Today’s adventure involved moving this lovely couple to new hillside accommodations that offer ample shade and a generous supply of tasty acorns,
Getting them there, a mere 100 yards from their current abode, was no easy task. A tempting offering of cut up apples totally failed as an incentive. Our efforts to herd Sid towards the exit path provoked his suspicions and he outwitted us with an intimidating charge. (It’s amazing how fast a creature with 4-inch long legs and a belly dragging on the ground can move.)
We had more success with his female companion when Workaway host Sarah had a brainwave. She used large pieces of insulation material to create a barrier behind Nancy’s portly backside so we could coax her forward.
Step by hesitant step we urged the reluctant Nancy forward. It took a mere 30 minutes to cover the 100 yards. After that, and another rodeo around the pig pen, we used the same tactics to motivate Sid to make the move under the power of his own trotters.
Job accomplished, my Workaway hosts Sarah and James, celebrated with a cigarette. I just breathed the pure Portuguese air.
My maternal grandparents came to the US from County Leitrim, one of the poorest counties in Ireland, early in the 20th century. They settled in Massachusetts where they raised my mother and her four brothers.
My brother and I were born in Denver, Colorado, in the 1950s. But thanks to my grandparents, and the Irish government’s policy of allowing descendents of Irish emigres to claim “foreign born” citizen status, I was able to get an Irish passport in addition to my US one.
Thank you Michael and Rose from Ballinamore.
Now, among the many lovely things about Ireland is the fact that it is an EU (European Union) country. With that, go many advantages – like being able to live and work in member countries around Europe.
That’s one of the key reasons I’ve made sure to keep my Irish passport valid for the last 25 years.
So, how does that relate to Portugal, you may ask.
I first visited Portugal in 2011 and just fell in love with the city of Lisbon and its people. I’ve long thought about returning to Europe where I lived from ages 9 to 35 years old. I like the opportunity to be in a walkable environment, to enjoy cafes and hole-in-the-wall restaurants and many other things. Portugal stayed in my mind. The people are friendly, the weather is great and the cost of living is low.
So when I retired in June, I headed to Portugal to see if it was possible to move here.
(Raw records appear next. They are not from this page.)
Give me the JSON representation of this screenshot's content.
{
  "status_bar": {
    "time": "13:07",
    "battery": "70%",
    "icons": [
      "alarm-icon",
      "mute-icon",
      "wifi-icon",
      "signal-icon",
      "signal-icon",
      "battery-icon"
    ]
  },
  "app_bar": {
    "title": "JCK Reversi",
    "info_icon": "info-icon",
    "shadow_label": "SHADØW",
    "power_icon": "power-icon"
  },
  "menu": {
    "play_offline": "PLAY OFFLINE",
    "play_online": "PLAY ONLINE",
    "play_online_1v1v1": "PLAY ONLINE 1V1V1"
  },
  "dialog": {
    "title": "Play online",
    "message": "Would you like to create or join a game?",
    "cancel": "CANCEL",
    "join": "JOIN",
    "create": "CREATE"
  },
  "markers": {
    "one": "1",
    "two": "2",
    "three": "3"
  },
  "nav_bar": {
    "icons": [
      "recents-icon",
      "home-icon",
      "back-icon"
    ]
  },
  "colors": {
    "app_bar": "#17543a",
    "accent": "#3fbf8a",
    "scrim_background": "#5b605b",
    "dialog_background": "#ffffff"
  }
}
The Irish passport has been key to opening doors for me. That, and a very helpful friend who speaks fluent Portuguese and knows her way around the system. I was able to get the all important NIF (Número de Identificação Fiscal), also known as Número de Contribuinte) which is needed for all kinds of transactions in Portugal including opening a bank account and buying property.